The Supreme Court considered that the Central Appeals Tribunal had rightfully taken into account the Moroccan facts and circumstances but even so, had determined that the interested party’s ties with the Netherlands were sufficiently strong to assume that he was also living in the Netherlands. In using the word rightfully the Supreme Court considered that circumstances regarding other countries are also significant in determining whether permanent ties of a personal nature exist with the Netherlands.

To determine whether someone has permanent ties to the Netherlands of a personal nature, it is also important to consider what ties this person has with any other country. If this person has a dwelling at his permanent disposal in another country where social activities take place and work is carried out, this could be an important clue to establishing that permanent Dutch ties of a personal nature do not exist. After all, the permanency of the ties is important and that consists of more than just possessing the Dutch nationality and a family residing in the Netherlands. If this were to be the case, no one would be able to leave the Netherlands from a tax point of view.

Finally, we think that the conclusion of Advocate General Mr Overgaauw shows that all circumstances should be weighed up against each other as he comes to the conclusion that the combination of circumstances is decisive. See also for instance the judgment of the Court of Appeal in Arnhem in which circumstances regarding a stay in Canada were taken into consideration and the judgment of the Court of Appeal in Leeuwarden in which the circumstances regarding Belgium were taken into account.

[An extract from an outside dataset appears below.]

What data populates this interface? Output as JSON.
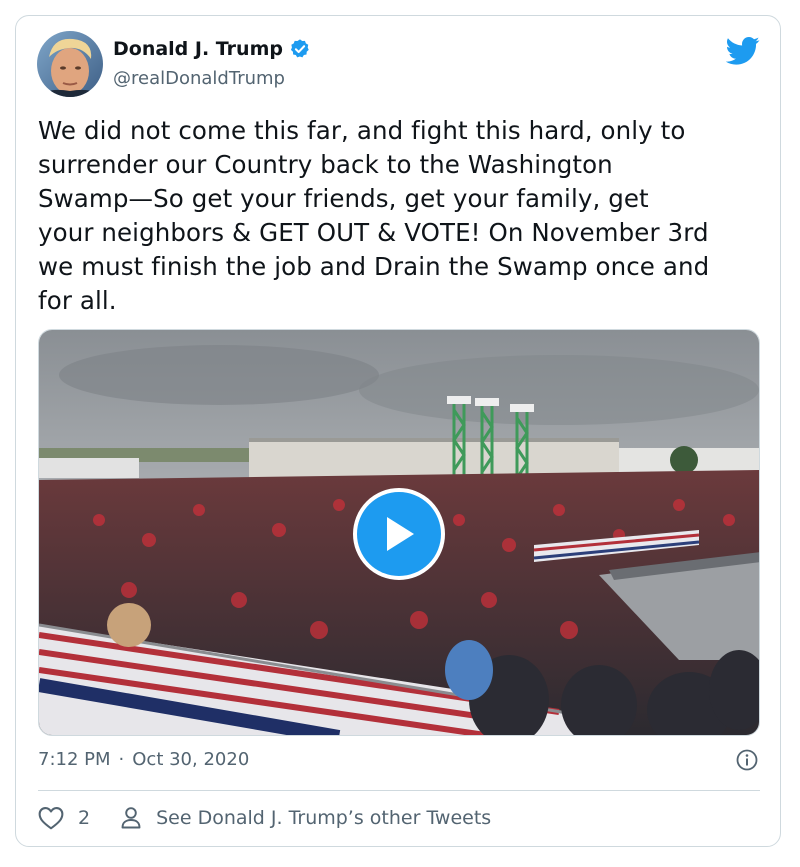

In conclusion, it is of great importance in a dispute about residence that all relevant facts and circumstances are brought forward. The first step is to determine if – based on Article 4 of the State Taxes Act – someone is a Dutch resident. In that respect foreign circumstances can also play an important part and it would be good if the Tax Authority would come to realise this and take all facts and circumstances into consideration in assessing a person’s domicile in the Netherlands based on Article 4 of the State Taxes Act.